Gazing at a photo, Lynda recalls a question she once posed to a LIFE photo editor and friend.
“Well, what is it that sets Brian apart from the other photographers that shoot for you?” she asked.
Eugene-based comics artist Mike Allred smiles wide. “I’m a professional child,” he says.
Allred’s understated style turned heads when his Madman hit stores in 1992, paving the way for him to work with many of the best writers in the business as he drew the shiny, spandexed heroes he grew up loving.
Check the circa-1965 YouTube video of Mick Jagger and Stones crooning “Ti-i-i-ime is on my side, yes it is.” Mick looks like a kid; they all do, the whole band. Well, time is not on your side, or mine, or Mick’s or wine’s.
Windows. Lenses. Curtains. More windows. There are layers between the actors and the audience in Todd Haynes’ Carol, some of them narrative, some literal. Haynes loves to show the gently blurred image of Rooney Mara, elfin and pensive, shot through glass. Mara, though the various award nominations (and the title) might suggest otherwise, is the star of Carol. As Therese, an early-1950s young woman with a department store job, a well-intentioned beau and a lovely little apartment, she floats through the film with wide eyes and the occasional sharp glance.
I had to see this thing, this occupation, in person. Another 1970s Sagebrush Rebellion being staged at Oregon’s bird sanctuary, this sacred site? Really? Our oldest American refuge, so precious it was designated as such before America even had a National Park Service? Why? Who are these guys? Why Malheur of all places? WTF?

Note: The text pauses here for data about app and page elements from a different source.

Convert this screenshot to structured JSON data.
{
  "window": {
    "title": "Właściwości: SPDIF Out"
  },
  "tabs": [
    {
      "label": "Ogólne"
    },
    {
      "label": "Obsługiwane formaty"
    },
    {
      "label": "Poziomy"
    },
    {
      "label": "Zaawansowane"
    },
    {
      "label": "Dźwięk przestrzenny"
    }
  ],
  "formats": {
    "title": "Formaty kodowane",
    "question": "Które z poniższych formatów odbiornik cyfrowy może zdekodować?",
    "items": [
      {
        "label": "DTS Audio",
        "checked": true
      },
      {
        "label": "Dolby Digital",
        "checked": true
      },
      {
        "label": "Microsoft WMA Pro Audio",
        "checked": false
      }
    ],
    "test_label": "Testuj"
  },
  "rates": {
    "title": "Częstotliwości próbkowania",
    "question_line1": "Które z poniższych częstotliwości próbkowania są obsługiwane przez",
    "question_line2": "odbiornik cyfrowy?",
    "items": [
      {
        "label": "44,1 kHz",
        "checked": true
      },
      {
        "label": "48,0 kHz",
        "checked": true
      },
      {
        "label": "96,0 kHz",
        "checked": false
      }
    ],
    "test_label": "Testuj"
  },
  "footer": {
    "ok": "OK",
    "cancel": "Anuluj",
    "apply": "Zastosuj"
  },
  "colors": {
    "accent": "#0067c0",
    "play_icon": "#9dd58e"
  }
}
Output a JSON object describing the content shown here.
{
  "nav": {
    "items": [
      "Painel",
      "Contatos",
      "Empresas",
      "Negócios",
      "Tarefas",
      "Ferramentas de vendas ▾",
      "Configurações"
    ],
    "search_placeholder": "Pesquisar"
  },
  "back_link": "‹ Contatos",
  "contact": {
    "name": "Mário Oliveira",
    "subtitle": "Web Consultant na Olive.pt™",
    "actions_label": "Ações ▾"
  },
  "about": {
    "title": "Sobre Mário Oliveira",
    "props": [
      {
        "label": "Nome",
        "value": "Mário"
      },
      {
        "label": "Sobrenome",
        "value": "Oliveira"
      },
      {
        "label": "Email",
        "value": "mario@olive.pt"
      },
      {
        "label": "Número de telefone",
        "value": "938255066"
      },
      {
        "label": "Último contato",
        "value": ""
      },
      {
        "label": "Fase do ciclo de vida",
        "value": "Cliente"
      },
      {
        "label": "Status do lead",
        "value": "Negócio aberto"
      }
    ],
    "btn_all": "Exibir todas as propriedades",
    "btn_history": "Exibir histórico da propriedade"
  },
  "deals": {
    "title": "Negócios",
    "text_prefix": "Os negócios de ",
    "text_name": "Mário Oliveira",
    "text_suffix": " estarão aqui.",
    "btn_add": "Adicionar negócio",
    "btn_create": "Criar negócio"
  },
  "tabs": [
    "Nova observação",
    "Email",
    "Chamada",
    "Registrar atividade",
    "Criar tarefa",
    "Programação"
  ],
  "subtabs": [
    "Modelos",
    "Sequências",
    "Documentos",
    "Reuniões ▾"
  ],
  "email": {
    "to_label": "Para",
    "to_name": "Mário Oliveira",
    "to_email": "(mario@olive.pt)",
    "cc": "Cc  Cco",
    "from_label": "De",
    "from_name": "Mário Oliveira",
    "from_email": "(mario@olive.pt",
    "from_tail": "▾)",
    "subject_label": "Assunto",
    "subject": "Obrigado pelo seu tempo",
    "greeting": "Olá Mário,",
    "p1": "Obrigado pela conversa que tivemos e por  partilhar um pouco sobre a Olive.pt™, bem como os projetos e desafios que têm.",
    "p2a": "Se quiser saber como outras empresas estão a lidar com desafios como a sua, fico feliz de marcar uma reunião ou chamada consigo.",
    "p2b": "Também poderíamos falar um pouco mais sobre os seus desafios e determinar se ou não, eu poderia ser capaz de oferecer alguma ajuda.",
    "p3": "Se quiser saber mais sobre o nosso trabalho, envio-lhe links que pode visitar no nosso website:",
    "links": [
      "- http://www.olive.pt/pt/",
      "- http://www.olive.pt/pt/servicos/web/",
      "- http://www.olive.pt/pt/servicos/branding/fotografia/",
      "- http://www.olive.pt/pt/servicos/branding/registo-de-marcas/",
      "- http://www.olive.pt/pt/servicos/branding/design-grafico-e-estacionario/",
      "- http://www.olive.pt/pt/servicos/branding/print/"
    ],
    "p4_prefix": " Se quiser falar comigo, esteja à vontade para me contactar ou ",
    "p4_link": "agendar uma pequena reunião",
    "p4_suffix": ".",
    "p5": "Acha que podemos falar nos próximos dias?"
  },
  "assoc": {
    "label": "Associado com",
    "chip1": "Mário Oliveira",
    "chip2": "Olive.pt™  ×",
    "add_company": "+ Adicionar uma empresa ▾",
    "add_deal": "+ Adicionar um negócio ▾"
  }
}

I called my former colleague, Senate Republican leader Ted Ferrioli, who represents Harney County, to get his take. And I called Cliff Bentz, the current state rep from Ontario.
It’s been a heavy week for Adam Jacques. As he tours around the 40-plus-acre farm in west Eugene where he cultivates some of the most highly regarded medical cannabis in the world, Jacques, always outgoing, nonetheless seems weighted by sadness — not exactly downbeat but weary, like a man recently smacked by the cosmos.

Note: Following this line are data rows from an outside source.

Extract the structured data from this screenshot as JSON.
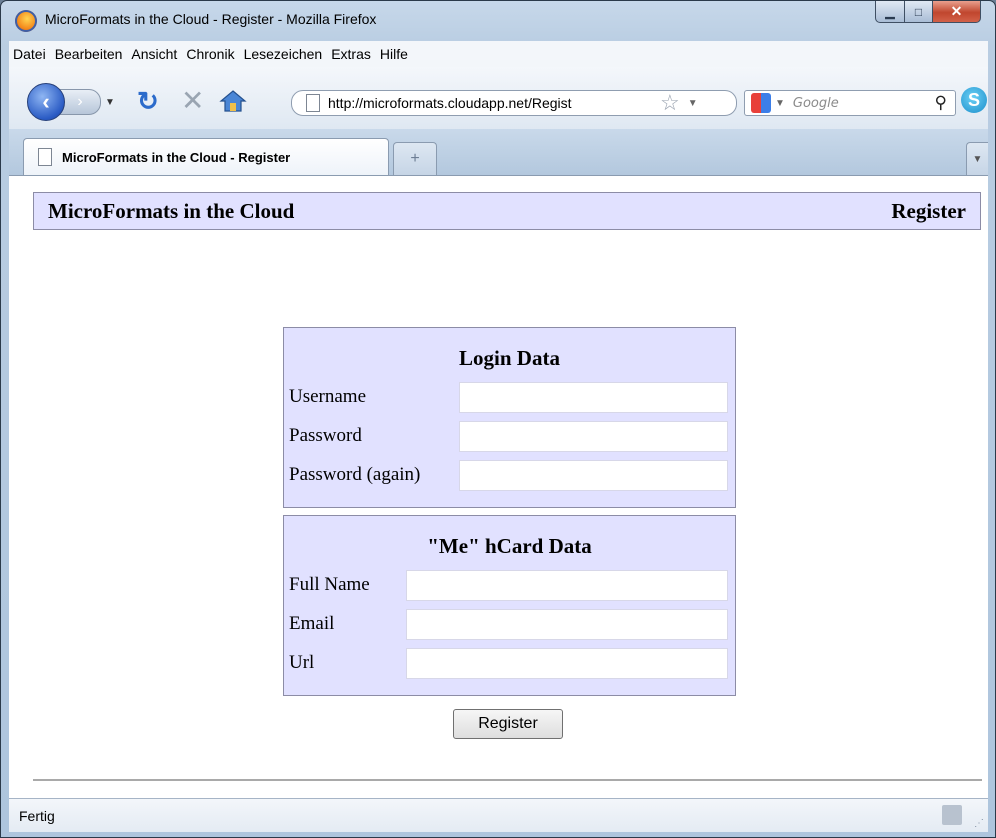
{
  "window": {
    "title": "MicroFormats in the Cloud - Register - Mozilla Firefox"
  },
  "menu": {
    "items": [
      "Datei",
      "Bearbeiten",
      "Ansicht",
      "Chronik",
      "Lesezeichen",
      "Extras",
      "Hilfe"
    ]
  },
  "navbar": {
    "url": "http://microformats.cloudapp.net/Regist",
    "search_placeholder": "Google"
  },
  "tab": {
    "title": "MicroFormats in the Cloud - Register",
    "new_tab": "+"
  },
  "page": {
    "site_title": "MicroFormats in the Cloud",
    "page_title": "Register",
    "login": {
      "heading": "Login Data",
      "fields": [
        {
          "label": "Username",
          "value": ""
        },
        {
          "label": "Password",
          "value": ""
        },
        {
          "label": "Password (again)",
          "value": ""
        }
      ]
    },
    "hcard": {
      "heading": "\"Me\" hCard Data",
      "fields": [
        {
          "label": "Full Name",
          "value": ""
        },
        {
          "label": "Email",
          "value": ""
        },
        {
          "label": "Url",
          "value": ""
        }
      ]
    },
    "register_button": "Register"
  },
  "status": {
    "text": "Fertig"
  },
  "colors": {
    "panel_bg": "#e1e1ff",
    "panel_border": "#8c8ca6"
  }
}
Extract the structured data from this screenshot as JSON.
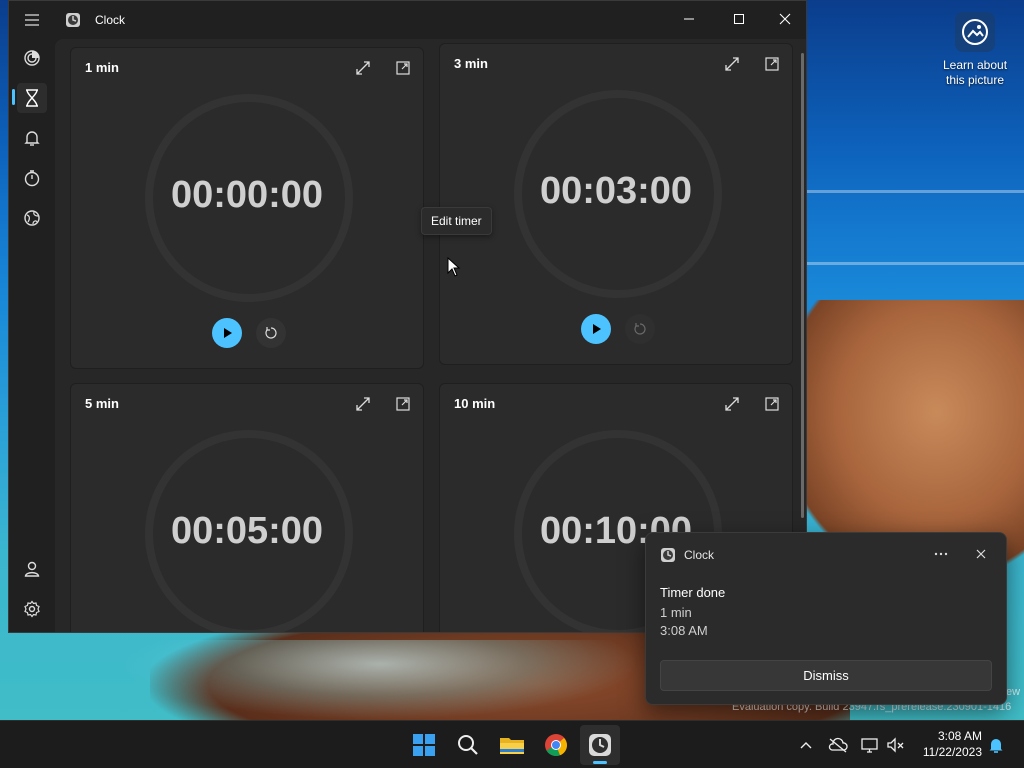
{
  "window": {
    "title": "Clock",
    "controls": [
      "minimize",
      "maximize",
      "close"
    ]
  },
  "nav": {
    "items": [
      {
        "icon": "focus-icon"
      },
      {
        "icon": "timer-icon",
        "active": true
      },
      {
        "icon": "alarm-icon"
      },
      {
        "icon": "stopwatch-icon"
      },
      {
        "icon": "world-clock-icon"
      }
    ],
    "bottom": [
      {
        "icon": "account-icon"
      },
      {
        "icon": "settings-icon"
      }
    ]
  },
  "timers": [
    {
      "name": "1 min",
      "time": "00:00:00",
      "reset_enabled": true
    },
    {
      "name": "3 min",
      "time": "00:03:00",
      "reset_enabled": false
    },
    {
      "name": "5 min",
      "time": "00:05:00"
    },
    {
      "name": "10 min",
      "time": "00:10:00"
    }
  ],
  "tooltip": "Edit timer",
  "desktop": {
    "learn_label": "Learn about this picture",
    "watermark": "Evaluation copy. Build 23947.rs_prerelease.230901-1416",
    "watermark_edge": "ew"
  },
  "toast": {
    "app": "Clock",
    "title": "Timer done",
    "line1": "1 min",
    "line2": "3:08 AM",
    "dismiss": "Dismiss"
  },
  "taskbar": {
    "apps": [
      "start-icon",
      "search-icon",
      "file-explorer-icon",
      "chrome-icon",
      "clock-app-icon"
    ],
    "time": "3:08 AM",
    "date": "11/22/2023"
  },
  "colors": {
    "accent": "#4cc2ff",
    "window_bg": "#202020",
    "card_bg": "#2b2b2b"
  }
}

Atop the 100-hour week Jacques and his team routinely put in breeding medical cannabis for patients, he’s also been filling out the reams of bureaucratic and legal paperwork required to go recreational, a move he’s making largely to fund the healing side of his profession. It’s this professional work — the breeding of strains with record-breaking percentages of cannabidiol or CBD, one of the major medicinal elements in pot that, unlike THC, does not get you high — that led Canna Magazine to give Jacques the Most Influential Grower in the Northwest award at its Seattle conference this past August.
But there’s business, and then there’s the business of healing, with its hard-won triumphs and inevitable losses. On the morning of Jan. 3 came news of the passing of Frank Leeds, a cancer patient with whom Jacques had been working closely for the past five years. It was his work with Leeds — and in particular the breeding of “Frank’s Gift,” a high-CBD strain of cannabis — that opened up for Jacques the possibility of turning his green gifts toward the services of healing.
Bring up the topic of Kesey Square and the importance of downtown open public space with city of Eugene officials and you can expect the conversation to be steered to the Park Blocks.
Kesey Square has problems, city employees say, including issues of design, the preponderance of “travelers” dominating the space, the simple fact that it’s flat and that people just don’t want to be there.
The projected cost of Eugene’s new City Hall has now risen after city councilors requested that city staff look into boosting the new four-story structure’s ability to withstand a severe earthquake.
“We asked the city manager to investigate looking into that standard. He said, ‘Yeah, but it’ll cost more,’” said Councilor Alan Zelenka in an interview with EW. The conversation on altering City Hall’s structure took place at the last City Council meeting in December, he says.